→ **Problem description**:
Leaving every picture out, repeat all of the entries below exactly.

(App and web page records)
##############################

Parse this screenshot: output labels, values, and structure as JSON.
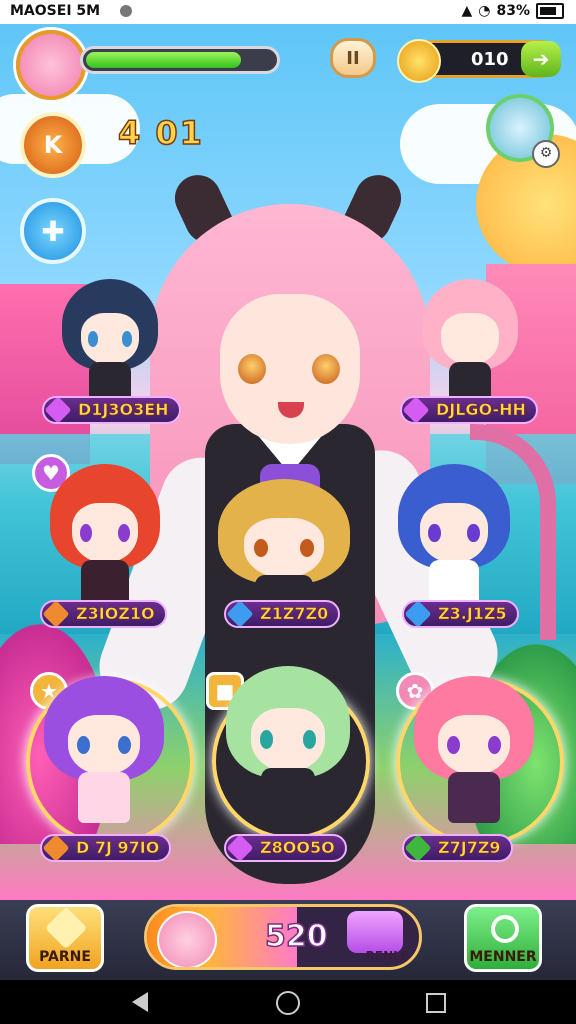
{
  "status_bar": {
    "left_text": "MAOSEI 5M",
    "battery": "83%"
  },
  "hud": {
    "health_fraction": 0.83,
    "pause_label": "II",
    "coins": "010",
    "coin_add_label": "➔",
    "level_badge_text": "K",
    "score": "4 01",
    "side_button_icon": "puzzle-icon",
    "friend_gear": "⚙"
  },
  "characters": [
    {
      "name_tag": "D1J3O3EH",
      "gem_color": "#d55cf2",
      "hair": "#283a5e",
      "outfit": "#2b2730"
    },
    {
      "name_tag": "DJLGO-HH",
      "gem_color": "#d55cf2",
      "hair": "#ffb1c8",
      "outfit": "#2b2730"
    },
    {
      "name_tag": "Z3IOZ1O",
      "gem_color": "#f08a30",
      "hair": "#e8452e",
      "outfit": "#3b2130"
    },
    {
      "name_tag": "Z1Z7Z0",
      "gem_color": "#3d9cf0",
      "hair": "#e4b24a",
      "outfit": "#2b2730"
    },
    {
      "name_tag": "Z3.J1Z5",
      "gem_color": "#3d9cf0",
      "hair": "#3a5ed0",
      "outfit": "#ffffff"
    },
    {
      "name_tag": "D 7J 97IO",
      "gem_color": "#f08a30",
      "hair": "#9b4fe0",
      "outfit": "#ffd6e6"
    },
    {
      "name_tag": "Z8OO5O",
      "gem_color": "#d55cf2",
      "hair": "#a6e3a0",
      "outfit": "#2b2730"
    },
    {
      "name_tag": "Z7J7Z9",
      "gem_color": "#3fb640",
      "hair": "#ff7aa0",
      "outfit": "#4b2a50"
    }
  ],
  "bottom_bar": {
    "left_button": "PARNE",
    "energy_value": "520",
    "energy_fraction": 0.55,
    "energy_label": "RENLE",
    "right_button": "MENNER"
  },
  "colors": {
    "accent": "#f7c56a",
    "health": "#33c11e"
  }
}
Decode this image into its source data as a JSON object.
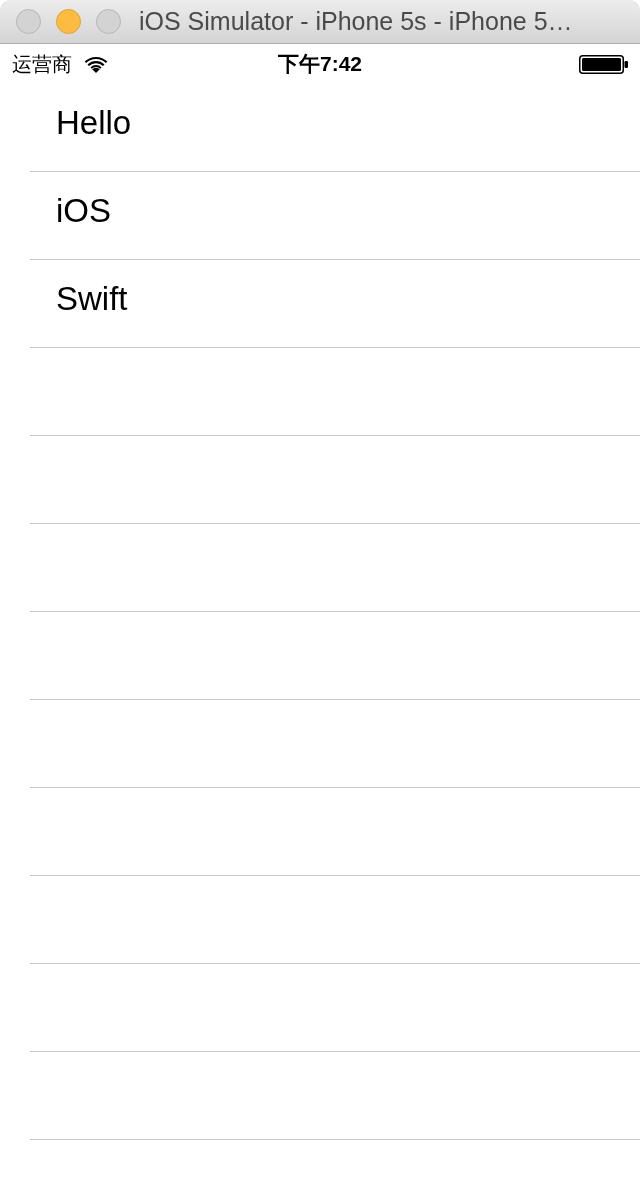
{
  "window": {
    "title": "iOS Simulator - iPhone 5s - iPhone 5…",
    "controls": [
      {
        "kind": "close",
        "disabled": true
      },
      {
        "kind": "minimize",
        "disabled": false
      },
      {
        "kind": "zoom",
        "disabled": true
      }
    ]
  },
  "status_bar": {
    "carrier": "运营商",
    "time": "下午7:42"
  },
  "table": {
    "rows": [
      {
        "title": "Hello"
      },
      {
        "title": "iOS"
      },
      {
        "title": "Swift"
      }
    ]
  }
}
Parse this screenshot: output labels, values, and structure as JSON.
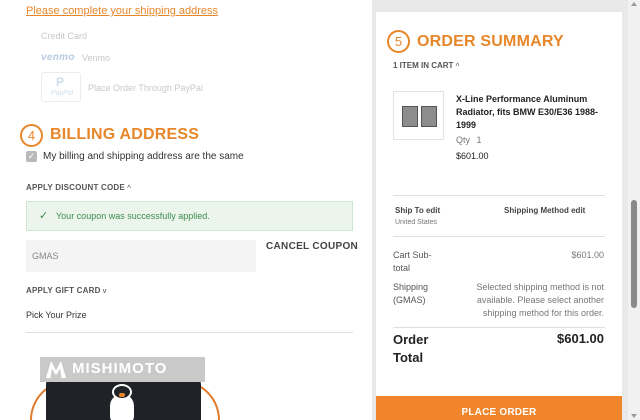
{
  "shipping": {
    "complete_link": "Please complete your shipping address"
  },
  "payment": {
    "credit_card": "Credit Card",
    "venmo_logo": "venmo",
    "venmo": "Venmo",
    "paypal_logo_p": "P",
    "paypal_logo_text": "PayPal",
    "paypal": "Place Order Through PayPal"
  },
  "billing": {
    "step": "4",
    "title": "BILLING ADDRESS",
    "same_address": "My billing and shipping address are the same",
    "same_address_checked": true
  },
  "discount": {
    "label": "APPLY DISCOUNT CODE",
    "success_message": "Your coupon was successfully applied.",
    "code_value": "GMAS",
    "cancel_label": "CANCEL COUPON"
  },
  "gift_card": {
    "label": "APPLY GIFT CARD"
  },
  "prize": {
    "label": "Pick Your Prize",
    "banner_text": "MISHIMOTO"
  },
  "summary": {
    "step": "5",
    "title": "ORDER SUMMARY",
    "items_in_cart": "1 ITEM IN CART",
    "product": {
      "name": "X-Line Performance Aluminum Radiator, fits BMW E30/E36 1988-1999",
      "qty_label": "Qty",
      "qty": "1",
      "price": "$601.00"
    },
    "ship_to_label": "Ship To",
    "ship_to_edit": "edit",
    "ship_to_country": "United States",
    "shipping_method_label": "Shipping Method",
    "shipping_method_edit": "edit",
    "cart_subtotal_label": "Cart Sub-total",
    "cart_subtotal_value": "$601.00",
    "shipping_label": "Shipping (GMAS)",
    "shipping_value": "Selected shipping method is not available. Please select another shipping method for this order.",
    "order_total_label": "Order Total",
    "order_total_value": "$601.00",
    "place_order_label": "PLACE ORDER"
  },
  "colors": {
    "accent": "#e8862a",
    "success": "#3f8b4f",
    "success_bg": "#ebf5ec",
    "page_bg": "#e9e9e9"
  }
}
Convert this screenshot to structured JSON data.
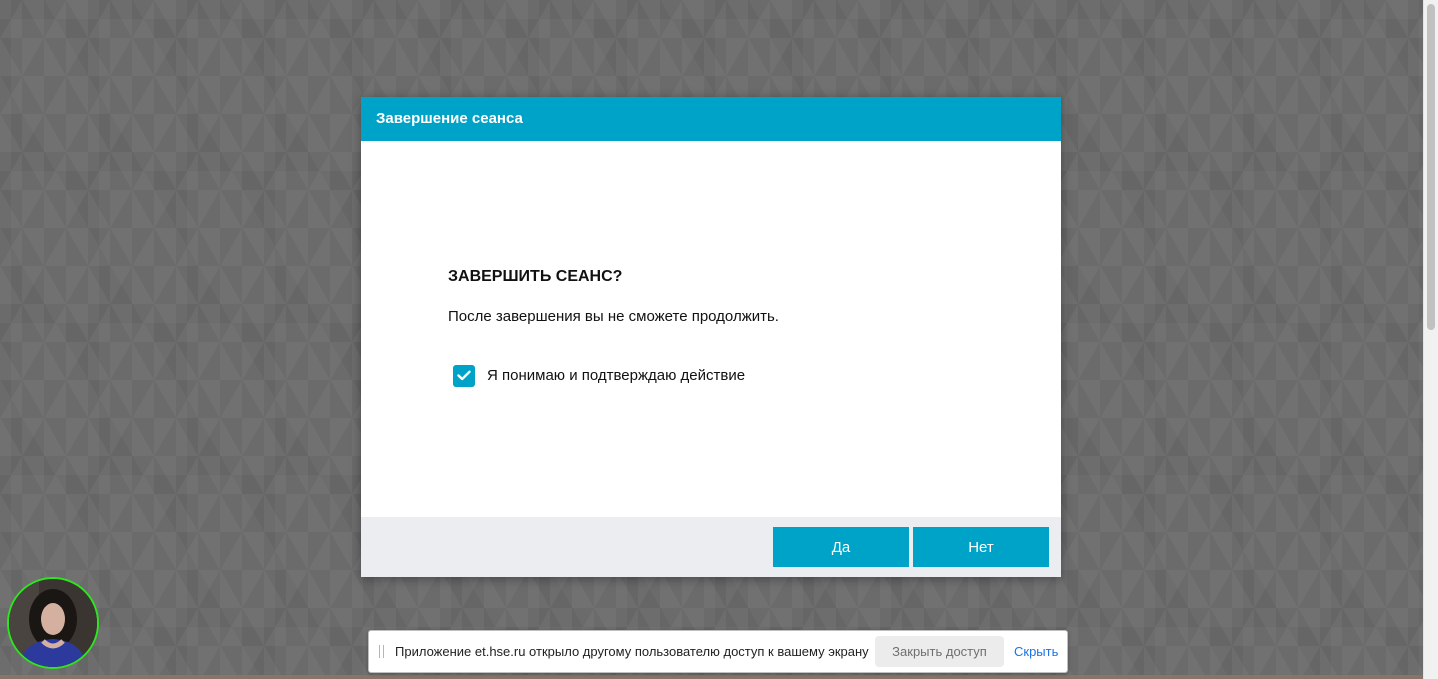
{
  "dialog": {
    "title": "Завершение сеанса",
    "heading": "ЗАВЕРШИТЬ СЕАНС?",
    "message": "После завершения вы не сможете продолжить.",
    "confirm_label": "Я понимаю и подтверждаю действие",
    "confirm_checked": true,
    "yes_label": "Да",
    "no_label": "Нет",
    "accent_color": "#00a3c8"
  },
  "share_bar": {
    "message": "Приложение et.hse.ru открыло другому пользователю доступ к вашему экрану",
    "stop_label": "Закрыть доступ",
    "hide_label": "Скрыть"
  },
  "camera": {
    "icon": "webcam-preview",
    "border_color": "#2ee51f"
  }
}
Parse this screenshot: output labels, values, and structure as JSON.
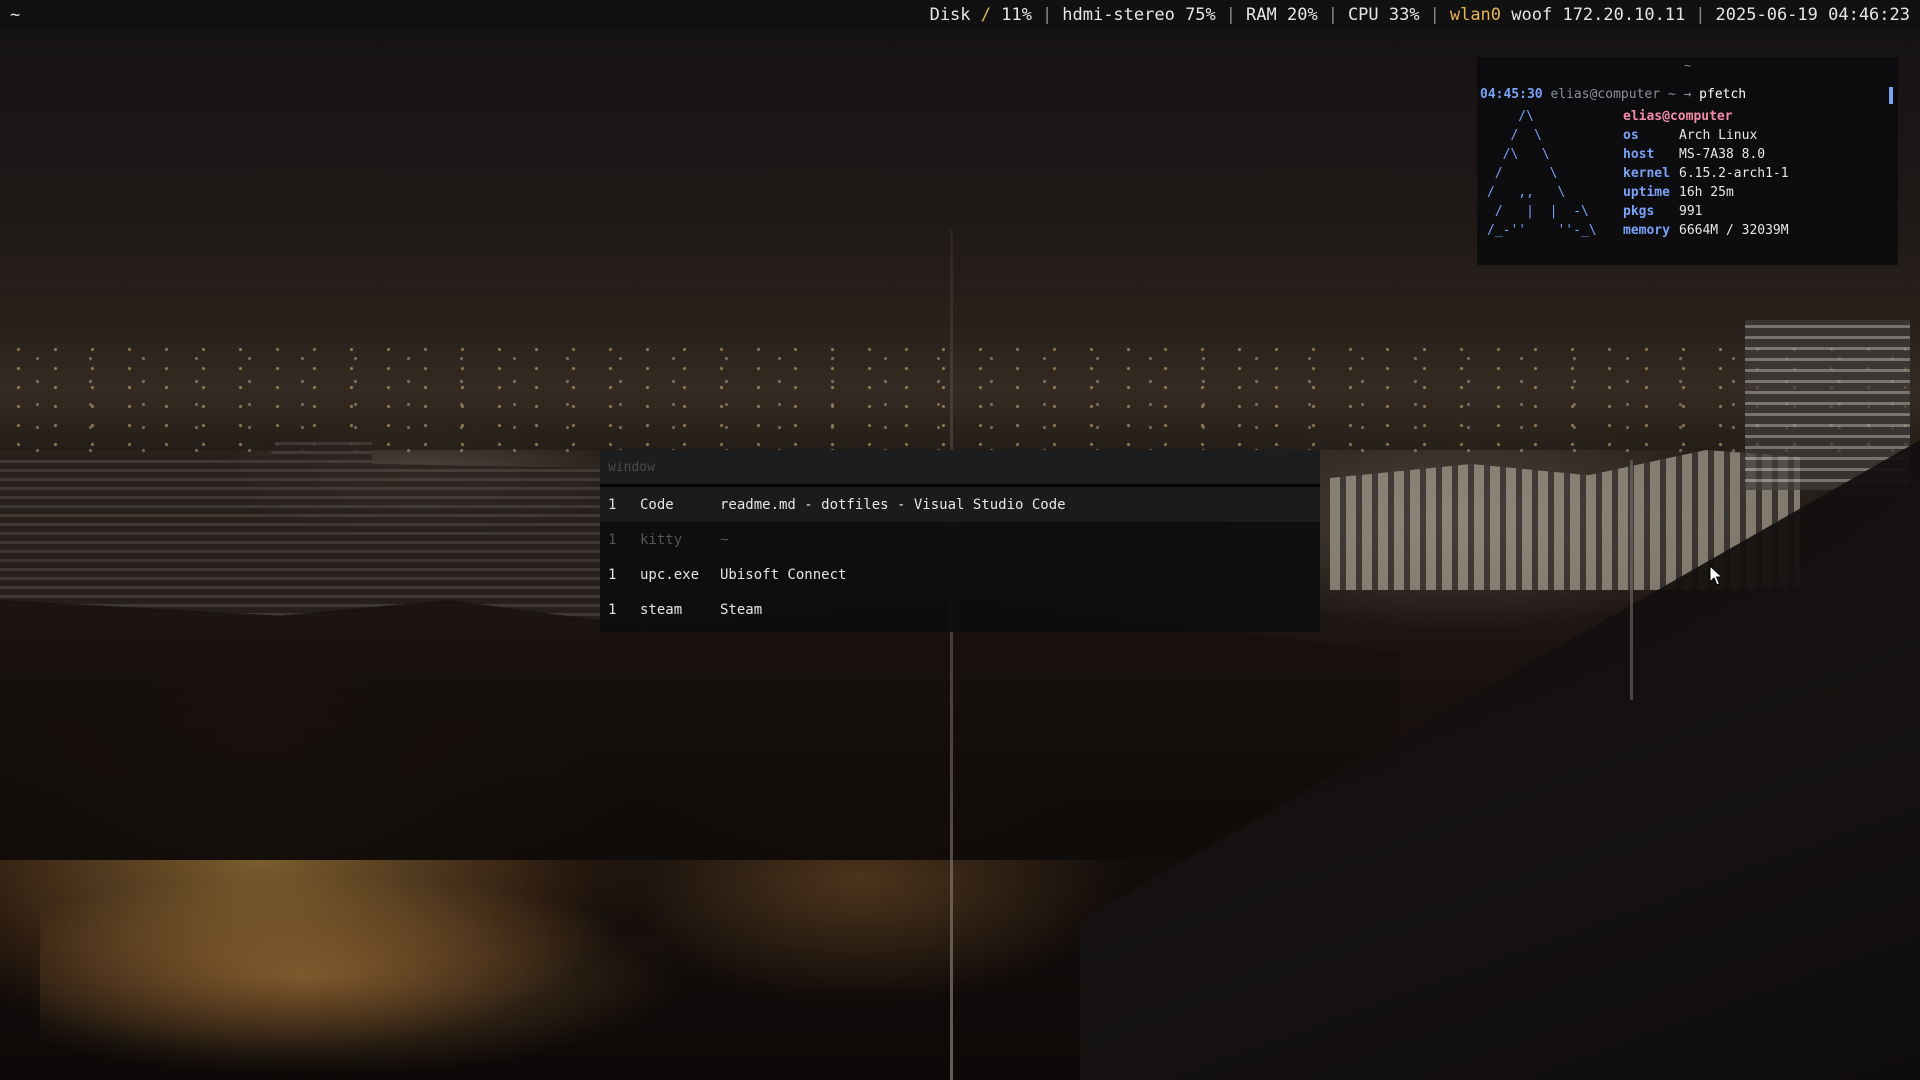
{
  "topbar": {
    "workspace": "~",
    "disk_label": "Disk",
    "disk_path": "/",
    "disk_value": "11%",
    "audio": "hdmi-stereo 75%",
    "ram": "RAM 20%",
    "cpu": "CPU 33%",
    "net_iface": "wlan0",
    "net_info": "woof 172.20.10.11",
    "datetime": "2025-06-19 04:46:23",
    "separator": "|"
  },
  "terminal": {
    "title": "~",
    "prompt_time": "04:45:30",
    "prompt_user": "elias@computer ~ →",
    "command": "pfetch",
    "logo_lines": [
      "    /\\",
      "   /  \\",
      "  /\\   \\",
      " /      \\",
      "/   ,,   \\",
      " /   |  |  -\\",
      "/_-''    ''-_\\"
    ],
    "pfetch": {
      "title": "elias@computer",
      "rows": [
        {
          "key": "os",
          "value": "Arch Linux"
        },
        {
          "key": "host",
          "value": "MS-7A38 8.0"
        },
        {
          "key": "kernel",
          "value": "6.15.2-arch1-1"
        },
        {
          "key": "uptime",
          "value": "16h 25m"
        },
        {
          "key": "pkgs",
          "value": "991"
        },
        {
          "key": "memory",
          "value": "6664M / 32039M"
        }
      ]
    }
  },
  "switcher": {
    "placeholder": "window",
    "rows": [
      {
        "workspace": "1",
        "class": "Code",
        "title": "readme.md - dotfiles - Visual Studio Code"
      },
      {
        "workspace": "1",
        "class": "kitty",
        "title": "~"
      },
      {
        "workspace": "1",
        "class": "upc.exe",
        "title": "Ubisoft Connect"
      },
      {
        "workspace": "1",
        "class": "steam",
        "title": "Steam"
      }
    ]
  },
  "colors": {
    "accent_blue": "#7aa2f7",
    "accent_pink": "#f38ba8",
    "net_highlight": "#e6b45a"
  }
}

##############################

→ **Answer to this task**:
Parse this screenshot: output labels, values, and structure as JSON.
{
  "status_bar": {
    "left_text": "MAOSEI 5M",
    "battery": "83%"
  },
  "hud": {
    "health_fraction": 0.83,
    "pause_label": "II",
    "coins": "010",
    "coin_add_label": "➔",
    "level_badge_text": "K",
    "score": "4 01",
    "side_button_icon": "puzzle-icon",
    "friend_gear": "⚙"
  },
  "characters": [
    {
      "name_tag": "D1J3O3EH",
      "gem_color": "#d55cf2",
      "hair": "#283a5e",
      "outfit": "#2b2730"
    },
    {
      "name_tag": "DJLGO-HH",
      "gem_color": "#d55cf2",
      "hair": "#ffb1c8",
      "outfit": "#2b2730"
    },
    {
      "name_tag": "Z3IOZ1O",
      "gem_color": "#f08a30",
      "hair": "#e8452e",
      "outfit": "#3b2130"
    },
    {
      "name_tag": "Z1Z7Z0",
      "gem_color": "#3d9cf0",
      "hair": "#e4b24a",
      "outfit": "#2b2730"
    },
    {
      "name_tag": "Z3.J1Z5",
      "gem_color": "#3d9cf0",
      "hair": "#3a5ed0",
      "outfit": "#ffffff"
    },
    {
      "name_tag": "D 7J 97IO",
      "gem_color": "#f08a30",
      "hair": "#9b4fe0",
      "outfit": "#ffd6e6"
    },
    {
      "name_tag": "Z8OO5O",
      "gem_color": "#d55cf2",
      "hair": "#a6e3a0",
      "outfit": "#2b2730"
    },
    {
      "name_tag": "Z7J7Z9",
      "gem_color": "#3fb640",
      "hair": "#ff7aa0",
      "outfit": "#4b2a50"
    }
  ],
  "bottom_bar": {
    "left_button": "PARNE",
    "energy_value": "520",
    "energy_fraction": 0.55,
    "energy_label": "RENLE",
    "right_button": "MENNER"
  },
  "colors": {
    "accent": "#f7c56a",
    "health": "#33c11e"
  }
}
Decode this image into its source data as a JSON object.
{
  "window": {
    "title": "iOS Simulator - iPhone 5s - iPhone 5…",
    "controls": [
      {
        "kind": "close",
        "disabled": true
      },
      {
        "kind": "minimize",
        "disabled": false
      },
      {
        "kind": "zoom",
        "disabled": true
      }
    ]
  },
  "status_bar": {
    "carrier": "运营商",
    "time": "下午7:42"
  },
  "table": {
    "rows": [
      {
        "title": "Hello"
      },
      {
        "title": "iOS"
      },
      {
        "title": "Swift"
      }
    ]
  }
}
Parse this screenshot: output labels, values, and structure as JSON.
{
  "shipping": {
    "complete_link": "Please complete your shipping address"
  },
  "payment": {
    "credit_card": "Credit Card",
    "venmo_logo": "venmo",
    "venmo": "Venmo",
    "paypal_logo_p": "P",
    "paypal_logo_text": "PayPal",
    "paypal": "Place Order Through PayPal"
  },
  "billing": {
    "step": "4",
    "title": "BILLING ADDRESS",
    "same_address": "My billing and shipping address are the same",
    "same_address_checked": true
  },
  "discount": {
    "label": "APPLY DISCOUNT CODE",
    "success_message": "Your coupon was successfully applied.",
    "code_value": "GMAS",
    "cancel_label": "CANCEL COUPON"
  },
  "gift_card": {
    "label": "APPLY GIFT CARD"
  },
  "prize": {
    "label": "Pick Your Prize",
    "banner_text": "MISHIMOTO"
  },
  "summary": {
    "step": "5",
    "title": "ORDER SUMMARY",
    "items_in_cart": "1 ITEM IN CART",
    "product": {
      "name": "X-Line Performance Aluminum Radiator, fits BMW E30/E36 1988-1999",
      "qty_label": "Qty",
      "qty": "1",
      "price": "$601.00"
    },
    "ship_to_label": "Ship To",
    "ship_to_edit": "edit",
    "ship_to_country": "United States",
    "shipping_method_label": "Shipping Method",
    "shipping_method_edit": "edit",
    "cart_subtotal_label": "Cart Sub-total",
    "cart_subtotal_value": "$601.00",
    "shipping_label": "Shipping (GMAS)",
    "shipping_value": "Selected shipping method is not available. Please select another shipping method for this order.",
    "order_total_label": "Order Total",
    "order_total_value": "$601.00",
    "place_order_label": "PLACE ORDER"
  },
  "colors": {
    "accent": "#e8862a",
    "success": "#3f8b4f",
    "success_bg": "#ebf5ec",
    "page_bg": "#e9e9e9"
  }
}
Convert this screenshot to structured JSON data.
{
  "dialog": {
    "title": "Завершение сеанса",
    "heading": "ЗАВЕРШИТЬ СЕАНС?",
    "message": "После завершения вы не сможете продолжить.",
    "confirm_label": "Я понимаю и подтверждаю действие",
    "confirm_checked": true,
    "yes_label": "Да",
    "no_label": "Нет",
    "accent_color": "#00a3c8"
  },
  "share_bar": {
    "message": "Приложение et.hse.ru открыло другому пользователю доступ к вашему экрану",
    "stop_label": "Закрыть доступ",
    "hide_label": "Скрыть"
  },
  "camera": {
    "icon": "webcam-preview",
    "border_color": "#2ee51f"
  }
}
Parse this screenshot: output labels, values, and structure as JSON.
{
  "topbar": {
    "workspace": "~",
    "disk_label": "Disk",
    "disk_path": "/",
    "disk_value": "11%",
    "audio": "hdmi-stereo 75%",
    "ram": "RAM 20%",
    "cpu": "CPU 33%",
    "net_iface": "wlan0",
    "net_info": "woof 172.20.10.11",
    "datetime": "2025-06-19 04:46:23",
    "separator": "|"
  },
  "terminal": {
    "title": "~",
    "prompt_time": "04:45:30",
    "prompt_user": "elias@computer ~ →",
    "command": "pfetch",
    "logo_lines": [
      "    /\\",
      "   /  \\",
      "  /\\   \\",
      " /      \\",
      "/   ,,   \\",
      " /   |  |  -\\",
      "/_-''    ''-_\\"
    ],
    "pfetch": {
      "title": "elias@computer",
      "rows": [
        {
          "key": "os",
          "value": "Arch Linux"
        },
        {
          "key": "host",
          "value": "MS-7A38 8.0"
        },
        {
          "key": "kernel",
          "value": "6.15.2-arch1-1"
        },
        {
          "key": "uptime",
          "value": "16h 25m"
        },
        {
          "key": "pkgs",
          "value": "991"
        },
        {
          "key": "memory",
          "value": "6664M / 32039M"
        }
      ]
    }
  },
  "switcher": {
    "placeholder": "window",
    "rows": [
      {
        "workspace": "1",
        "class": "Code",
        "title": "readme.md - dotfiles - Visual Studio Code"
      },
      {
        "workspace": "1",
        "class": "kitty",
        "title": "~"
      },
      {
        "workspace": "1",
        "class": "upc.exe",
        "title": "Ubisoft Connect"
      },
      {
        "workspace": "1",
        "class": "steam",
        "title": "Steam"
      }
    ]
  },
  "colors": {
    "accent_blue": "#7aa2f7",
    "accent_pink": "#f38ba8",
    "net_highlight": "#e6b45a"
  }
}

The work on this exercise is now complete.